#### Record excerpts

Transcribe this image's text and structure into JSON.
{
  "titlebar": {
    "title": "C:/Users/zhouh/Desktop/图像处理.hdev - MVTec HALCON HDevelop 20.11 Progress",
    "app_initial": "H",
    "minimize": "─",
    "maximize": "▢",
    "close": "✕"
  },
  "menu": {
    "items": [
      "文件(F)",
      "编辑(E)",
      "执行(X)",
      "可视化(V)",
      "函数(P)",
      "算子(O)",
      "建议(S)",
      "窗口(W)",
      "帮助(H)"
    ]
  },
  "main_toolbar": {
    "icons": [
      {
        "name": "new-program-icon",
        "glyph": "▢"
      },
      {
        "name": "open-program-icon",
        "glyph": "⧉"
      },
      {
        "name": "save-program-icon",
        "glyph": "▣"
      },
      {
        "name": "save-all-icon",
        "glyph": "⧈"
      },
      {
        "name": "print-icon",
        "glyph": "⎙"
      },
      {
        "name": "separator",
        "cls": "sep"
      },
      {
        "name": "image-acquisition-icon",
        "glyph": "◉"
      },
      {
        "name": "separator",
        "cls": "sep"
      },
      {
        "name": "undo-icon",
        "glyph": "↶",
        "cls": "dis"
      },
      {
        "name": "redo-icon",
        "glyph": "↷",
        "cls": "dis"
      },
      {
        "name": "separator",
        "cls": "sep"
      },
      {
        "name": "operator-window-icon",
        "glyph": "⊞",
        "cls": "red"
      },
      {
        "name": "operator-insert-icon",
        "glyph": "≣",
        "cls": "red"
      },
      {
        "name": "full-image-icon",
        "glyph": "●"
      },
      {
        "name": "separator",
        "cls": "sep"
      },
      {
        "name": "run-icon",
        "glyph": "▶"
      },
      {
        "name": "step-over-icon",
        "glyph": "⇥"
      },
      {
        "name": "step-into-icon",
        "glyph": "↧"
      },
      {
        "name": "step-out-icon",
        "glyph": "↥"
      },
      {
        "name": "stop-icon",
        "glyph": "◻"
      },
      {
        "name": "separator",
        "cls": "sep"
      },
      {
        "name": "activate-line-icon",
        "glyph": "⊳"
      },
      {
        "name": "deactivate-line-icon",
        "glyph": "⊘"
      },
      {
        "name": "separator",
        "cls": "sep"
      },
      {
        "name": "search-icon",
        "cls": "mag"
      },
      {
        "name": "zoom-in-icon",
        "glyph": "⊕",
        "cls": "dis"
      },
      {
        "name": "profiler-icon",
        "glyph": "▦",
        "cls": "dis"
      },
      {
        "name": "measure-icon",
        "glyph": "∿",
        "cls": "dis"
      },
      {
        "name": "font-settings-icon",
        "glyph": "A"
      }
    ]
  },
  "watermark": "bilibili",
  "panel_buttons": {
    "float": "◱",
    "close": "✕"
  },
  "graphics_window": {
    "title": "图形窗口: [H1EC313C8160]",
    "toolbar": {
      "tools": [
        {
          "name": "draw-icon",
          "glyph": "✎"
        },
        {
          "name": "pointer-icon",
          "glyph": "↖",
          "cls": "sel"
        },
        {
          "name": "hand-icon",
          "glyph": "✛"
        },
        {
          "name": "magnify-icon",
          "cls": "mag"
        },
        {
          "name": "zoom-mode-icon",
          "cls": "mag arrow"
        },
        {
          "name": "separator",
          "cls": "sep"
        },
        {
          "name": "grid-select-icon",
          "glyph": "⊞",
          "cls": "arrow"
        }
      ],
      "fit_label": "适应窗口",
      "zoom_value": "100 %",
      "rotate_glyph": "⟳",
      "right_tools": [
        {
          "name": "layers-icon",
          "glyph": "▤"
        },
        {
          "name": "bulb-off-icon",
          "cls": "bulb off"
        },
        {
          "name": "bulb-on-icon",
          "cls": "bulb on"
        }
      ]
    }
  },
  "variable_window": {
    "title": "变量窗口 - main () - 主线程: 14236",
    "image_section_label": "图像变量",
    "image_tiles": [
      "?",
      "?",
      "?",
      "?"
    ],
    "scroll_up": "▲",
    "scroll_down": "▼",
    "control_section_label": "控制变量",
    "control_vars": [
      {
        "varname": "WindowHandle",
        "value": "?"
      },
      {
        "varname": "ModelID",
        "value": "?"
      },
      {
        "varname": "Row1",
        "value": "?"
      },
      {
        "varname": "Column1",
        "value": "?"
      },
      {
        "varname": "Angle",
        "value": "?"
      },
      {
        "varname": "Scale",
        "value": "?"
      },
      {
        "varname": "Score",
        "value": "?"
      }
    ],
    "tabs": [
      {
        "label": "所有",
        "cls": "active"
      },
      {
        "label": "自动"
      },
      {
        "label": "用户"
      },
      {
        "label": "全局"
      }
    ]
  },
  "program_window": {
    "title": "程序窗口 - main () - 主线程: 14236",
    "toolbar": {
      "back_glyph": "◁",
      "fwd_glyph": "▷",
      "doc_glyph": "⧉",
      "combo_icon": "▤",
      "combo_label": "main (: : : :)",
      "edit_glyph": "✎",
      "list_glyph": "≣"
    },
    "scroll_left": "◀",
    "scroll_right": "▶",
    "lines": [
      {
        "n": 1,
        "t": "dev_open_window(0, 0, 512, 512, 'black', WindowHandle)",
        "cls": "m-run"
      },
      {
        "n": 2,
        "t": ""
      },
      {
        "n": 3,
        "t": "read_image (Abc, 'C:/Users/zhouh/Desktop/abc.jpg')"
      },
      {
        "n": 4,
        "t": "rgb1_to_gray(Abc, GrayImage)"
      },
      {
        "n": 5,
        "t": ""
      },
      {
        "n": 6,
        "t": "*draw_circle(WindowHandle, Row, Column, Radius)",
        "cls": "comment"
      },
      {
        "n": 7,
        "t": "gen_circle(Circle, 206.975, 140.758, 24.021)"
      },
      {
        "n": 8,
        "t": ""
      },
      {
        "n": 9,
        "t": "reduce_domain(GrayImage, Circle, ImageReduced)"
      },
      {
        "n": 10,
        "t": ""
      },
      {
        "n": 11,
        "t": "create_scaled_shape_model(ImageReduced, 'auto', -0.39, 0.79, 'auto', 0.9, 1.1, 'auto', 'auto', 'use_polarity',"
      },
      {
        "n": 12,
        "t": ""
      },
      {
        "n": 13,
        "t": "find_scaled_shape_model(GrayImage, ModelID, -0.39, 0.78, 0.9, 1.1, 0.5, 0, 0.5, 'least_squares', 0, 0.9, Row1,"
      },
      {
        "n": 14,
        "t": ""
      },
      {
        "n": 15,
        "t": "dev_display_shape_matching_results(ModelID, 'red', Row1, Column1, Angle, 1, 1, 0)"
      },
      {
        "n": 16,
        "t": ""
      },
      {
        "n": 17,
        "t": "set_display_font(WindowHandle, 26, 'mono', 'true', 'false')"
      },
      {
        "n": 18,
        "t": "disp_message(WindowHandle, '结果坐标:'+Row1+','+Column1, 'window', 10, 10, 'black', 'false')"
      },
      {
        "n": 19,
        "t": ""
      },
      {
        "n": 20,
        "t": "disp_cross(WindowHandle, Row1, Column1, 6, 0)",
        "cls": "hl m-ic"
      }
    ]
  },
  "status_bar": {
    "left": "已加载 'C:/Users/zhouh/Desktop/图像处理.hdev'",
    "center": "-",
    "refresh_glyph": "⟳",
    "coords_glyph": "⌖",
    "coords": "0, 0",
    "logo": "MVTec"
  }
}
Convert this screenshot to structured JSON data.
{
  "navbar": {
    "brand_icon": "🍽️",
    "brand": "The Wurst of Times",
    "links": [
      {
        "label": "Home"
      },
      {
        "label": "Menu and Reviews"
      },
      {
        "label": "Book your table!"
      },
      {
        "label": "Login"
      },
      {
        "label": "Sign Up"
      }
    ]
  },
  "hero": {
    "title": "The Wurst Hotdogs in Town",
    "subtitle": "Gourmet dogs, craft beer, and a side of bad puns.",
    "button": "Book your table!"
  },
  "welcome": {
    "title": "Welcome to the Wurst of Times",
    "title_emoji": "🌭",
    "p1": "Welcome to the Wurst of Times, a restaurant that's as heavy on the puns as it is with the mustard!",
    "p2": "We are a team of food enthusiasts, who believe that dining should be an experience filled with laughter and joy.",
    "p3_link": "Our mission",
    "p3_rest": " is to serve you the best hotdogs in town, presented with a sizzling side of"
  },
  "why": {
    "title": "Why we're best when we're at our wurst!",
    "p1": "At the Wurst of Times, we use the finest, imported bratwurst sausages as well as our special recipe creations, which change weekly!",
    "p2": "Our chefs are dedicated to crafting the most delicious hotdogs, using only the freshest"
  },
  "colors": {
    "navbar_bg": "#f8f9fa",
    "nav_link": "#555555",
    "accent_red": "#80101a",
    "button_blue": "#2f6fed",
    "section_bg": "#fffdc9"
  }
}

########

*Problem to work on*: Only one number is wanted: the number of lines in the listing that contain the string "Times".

*Output below*: 4